U.S. Supreme Court
Casey v. Schneider, 96 U.S. 496 (1877)
Casey v. Schneider
96 U.S. 496
Under the statute of Louisiana relating to pledges of negotiable and other securities, which was in force in the year 1873, when the transaction in this case took place, the actual delivery of such securities was sufficient to constitute a pledge.
The bill in this case was filed by Casey, receiver of the New Orleans National Banking Association, against Louis Schneider, George Jonas, and Patrick Irwin, the original defendants, who were trustees for the New Orleans Clearing-house, to compel them to deliver up notes and bills receivable and other securities to the amount of $223,677.25, and other assets to the amount of $57,500, which were pledged to the said trustees to secure the payment of clearing-house certificates issued to said bank to the amount of $199,000, from the 25th of September, 1873, to the time of its failure, Oct. 4 in that year, to enable it to settle its daily balances and exchanges with the other banks of the city represented in said clearing-house. These securities were delivered to the trustees in pledge as aforesaid at or before the issue of the clearing-house certificates which they were intended to secure; and said securities, or the proceeds thereof, were, until the bringing of this suit, kept by the trustees in their own possession for the purposes for which they had been pledged.
The articles of association or agreement under which this transaction took place were contained in an act passed before a notary public on the 24th of September, 1873, when the several banks temporarily suspended cash payments under the influence chanrobles.com-red
of the financial panic which then occurred. The following is a copy of the provisions of said act, which was signed and entered into by fifteen banks of New Orleans:

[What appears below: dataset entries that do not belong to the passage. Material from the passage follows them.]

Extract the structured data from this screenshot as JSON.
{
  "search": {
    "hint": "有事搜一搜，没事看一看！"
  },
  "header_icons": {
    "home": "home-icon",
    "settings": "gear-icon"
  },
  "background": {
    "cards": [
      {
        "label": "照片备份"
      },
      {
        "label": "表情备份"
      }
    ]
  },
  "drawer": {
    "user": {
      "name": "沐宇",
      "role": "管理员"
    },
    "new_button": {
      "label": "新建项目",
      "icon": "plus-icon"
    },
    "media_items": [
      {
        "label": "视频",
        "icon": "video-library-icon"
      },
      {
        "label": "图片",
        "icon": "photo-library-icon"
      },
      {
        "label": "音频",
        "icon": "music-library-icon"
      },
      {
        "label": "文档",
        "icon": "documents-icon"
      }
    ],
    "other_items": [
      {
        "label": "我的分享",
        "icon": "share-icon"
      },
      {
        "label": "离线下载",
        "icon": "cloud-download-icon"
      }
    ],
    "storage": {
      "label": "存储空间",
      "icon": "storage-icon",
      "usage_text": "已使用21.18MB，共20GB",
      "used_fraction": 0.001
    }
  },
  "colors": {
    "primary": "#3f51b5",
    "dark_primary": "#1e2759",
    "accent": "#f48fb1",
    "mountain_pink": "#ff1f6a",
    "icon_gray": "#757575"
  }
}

"Be it known that on this twenty-fifth day of the month of September, in the year of our Lord one thousand eight hundred and seventy-three, before me, Theodore Guyol, a notary public, duly commissioned and sworn, for the Parish of Orleans, State of Louisiana, and in the presence of the witnesses hereinafter named and undersigned, personally appeared the parties whose names are hereinafter subscribed, acting for and in the names of the banks and firms which they severally represent, who declared that in their several capacities they had made and entered into the following agreements and stipulations, which shall govern their mode of procedure for and during the thirty days ensuing the date hereof; Messrs. Louis Schneider, George Jonas, and Patrick Irwin are hereby appointed as trustees to act on behalf of the parties to this agreement, the said Louis Schneider to act as president of the said trusteeship. The said trustees are hereby empowered to issue certificates to each bank and banker, upon deposits of collaterals, to the extent of seventy-five percent of what the said trustees shall deem their par value, the said certificates to be called clearing-house certificates, and to be in sums of not less than $1,000, and not more than $5,000 each. The said trustees shall select a bank to deposit the collaterals lodged with them. The banks and bankers herein represented as parties to this act are hereby bound to issue only certified checks in payment of all sums over $25, and not to pay currency in sums exceeding $25 upon the checks of any depositor on the same day. The parties to this agreement shall use certified checks in the purchase of domestic or foreign exchange, and clearing-house certificates only in settlement of their daily exchanges and balances. All new deposits shall be payable in the same kind of currency as that deposited. The several banks and bankers herein represented are hereby bound not to increase their present line of discounts and to use all efforts to curtail their liabilities. In case, at the expiration of thirty days from this date, any of the parties to this act should fail to redeem the collaterals deposited by them as aforesaid, the said trustees are hereby authorized and empowered to sell and dispose of the said collaterals at private sale to the best of the interest of the parties interested and to apply the proceeds of such sales to the redemption of said certificates, the whole without any intervention of justice. This agreement being
made and entered into to prevent the drain of currency which would inevitably take place on the banks of New Orleans, it is understood that it shall not apply to gold deposits, which are to be paid and settled in the usual manner."
The court below dismissed the bill, and from that decree the receiver appealed here.